Mary Augusta Wood-Allen (October 19, 1841 – January 21, 1908) was a doctor, social reformer, and writer of books on health and self-improvement for women and children. Through her lectures and writings she was a voice for the social purity movement.[1]

Biography[edit]

Wood was born in Delta, Ohio . She attended Ohio Wesleyan Female College, graduating in 1862. After teaching for a time at the Battleground Collegiate Institute in Battle Ground, Indiana, she married Dr. Chilion Brown Allen on April 15, 1863. After three years studying in Europe she earned a medical degree from the University of Michigan at Ann Arbor in 1875. She went into practice in Newark, New Jersey.[2] In 1883 she was appointed "Lecturer of Heredity and Hygeine" for the National Women's Christian Temperance Union at the suggestion of Frances Willard; in 1892 she became Superintendent of the Purity Department, and in 1897 she became Superintendent of Purity for the World WCTU.

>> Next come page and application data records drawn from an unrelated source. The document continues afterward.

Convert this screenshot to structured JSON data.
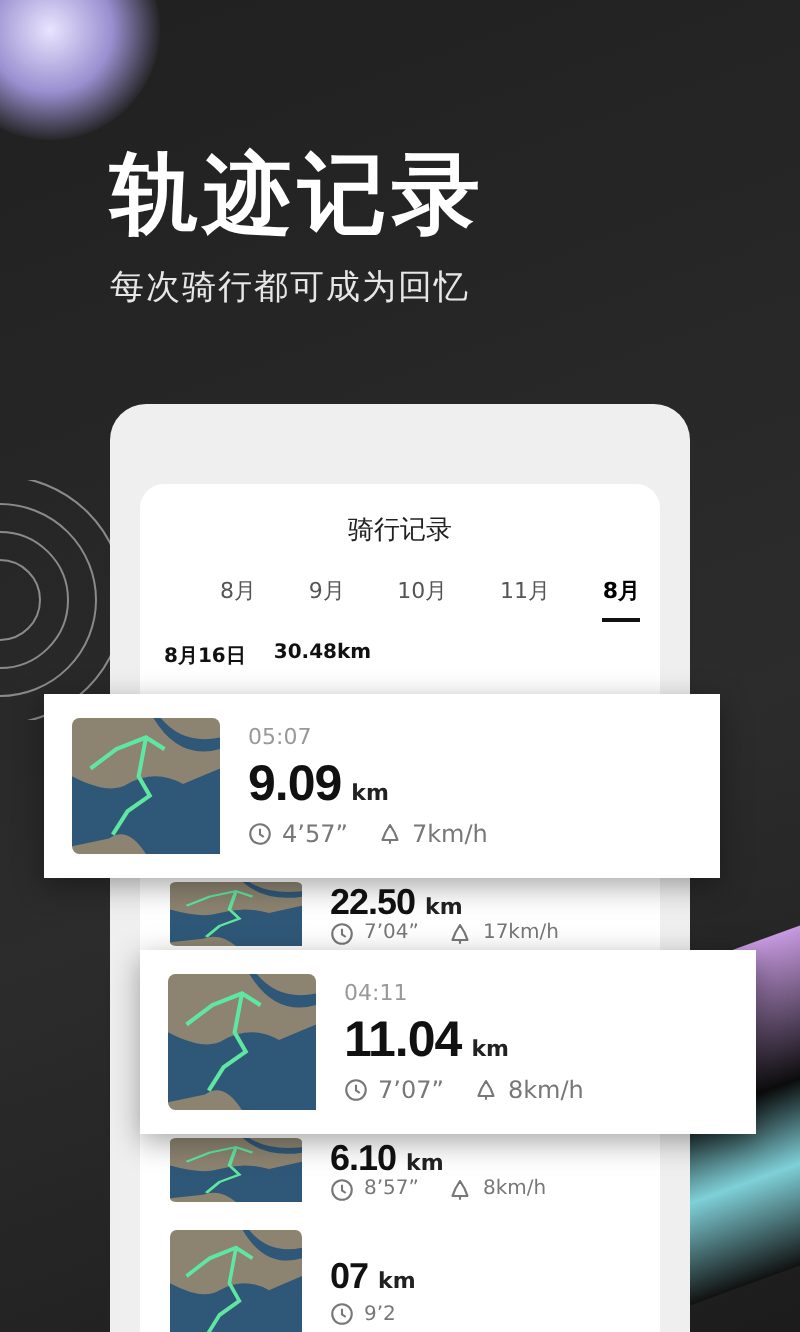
{
  "headline": "轨迹记录",
  "subheadline": "每次骑行都可成为回忆",
  "screen": {
    "title": "骑行记录",
    "month_tabs": [
      {
        "label": "8月",
        "selected": false
      },
      {
        "label": "9月",
        "selected": false
      },
      {
        "label": "10月",
        "selected": false
      },
      {
        "label": "11月",
        "selected": false
      },
      {
        "label": "8月",
        "selected": true
      }
    ],
    "day_summary": {
      "date": "8月16日",
      "total": "30.48km"
    },
    "rides": [
      {
        "kind": "popout",
        "time": "05:07",
        "distance": "9.09",
        "unit": "km",
        "duration": "4’57”",
        "speed": "7km/h"
      },
      {
        "kind": "tucked",
        "distance": "22.50",
        "unit": "km",
        "duration": "7’04”",
        "speed": "17km/h"
      },
      {
        "kind": "popout",
        "time": "04:11",
        "distance": "11.04",
        "unit": "km",
        "duration": "7’07”",
        "speed": "8km/h"
      },
      {
        "kind": "tucked",
        "distance": "6.10",
        "unit": "km",
        "duration": "8’57”",
        "speed": "8km/h"
      },
      {
        "kind": "row",
        "distance": "07",
        "unit": "km",
        "duration": "9’2"
      }
    ]
  }
}
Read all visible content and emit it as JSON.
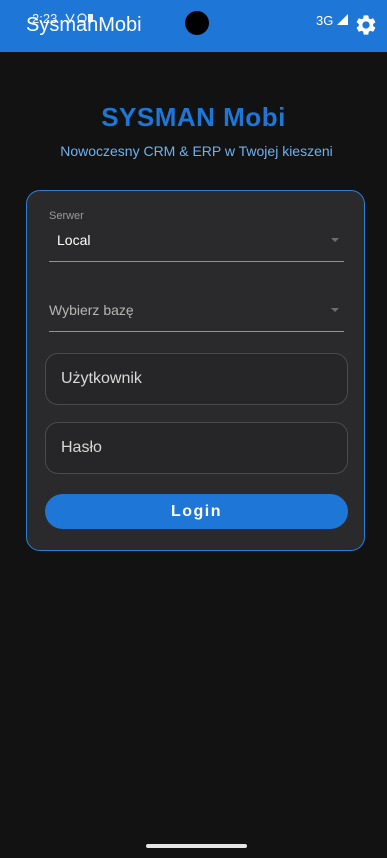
{
  "status_bar": {
    "time": "2:23",
    "network": "3G"
  },
  "app_bar": {
    "title": "SysmanMobi",
    "settings_icon": "gear-icon",
    "color": "#1e76d6"
  },
  "brand": {
    "title": "SYSMAN Mobi",
    "subtitle": "Nowoczesny CRM & ERP w Twojej kieszeni"
  },
  "form": {
    "server": {
      "label": "Serwer",
      "value": "Local"
    },
    "database": {
      "placeholder": "Wybierz bazę"
    },
    "username": {
      "placeholder": "Użytkownik",
      "value": ""
    },
    "password": {
      "placeholder": "Hasło",
      "value": ""
    },
    "login_label": "Login"
  },
  "colors": {
    "accent": "#1e76d6",
    "background": "#121212",
    "card": "#2a2a2c",
    "subtitle": "#6db1f0"
  }
}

In 1895 Wood-Allen started a series of monthly leaflets titled "Mother's Friend"; this was expanded into the monthly magazine "The American Mother", later "American Motherhood", which continued publication until 1919. Wood-Allen published the magazine herself with the assistance of her son and daughter.[3] She also published a number of books: "Teaching Truth" (1892), "The Man Wonderful: The Marvels of Our Bodily Dwelling" (1895), "What a Young Woman Ought to Know" (1899), "Marriage: Its Duties and Privileges" (1901), "Child-confidence Rewarded" (1903), "What a Young Girl Ought to Know" (1905), "Almost a Man" (1907), "Almost a Woman" (1907), and "Making the Best of Our Children" (2 volumes, 1909).

Family[edit]

Wood-Allen and her husband had separated by 1880. Wood-Allen's children were Mario Chilion Wood-Allen (1870-1936) and Rose Wood-Allen Chapman (1875-1923). Rose continued to write articles and books of advice on child-rearing and in 1907 took her mother's place as the National Superintendent of Purity for the WCTU.

She died in District of Columbia in 1908.

References[edit]

  1. ^ Sympathy & Science: Women Physicians in American Medicine, Regina Markell Morantz-Sanchez, Chapel Hill, NC: University of North Carolina Press, 2000, p. 218
  2. ^ American Women: Fifteen Hundred Biographies, ed. Frances Willard and Mary Livermore, New York: Mast, Crowell, & Kirkpatrick, revised 1897, p. 20-1
  3. ^ The Character Builder, November 1902, p. 211-2

External links[edit]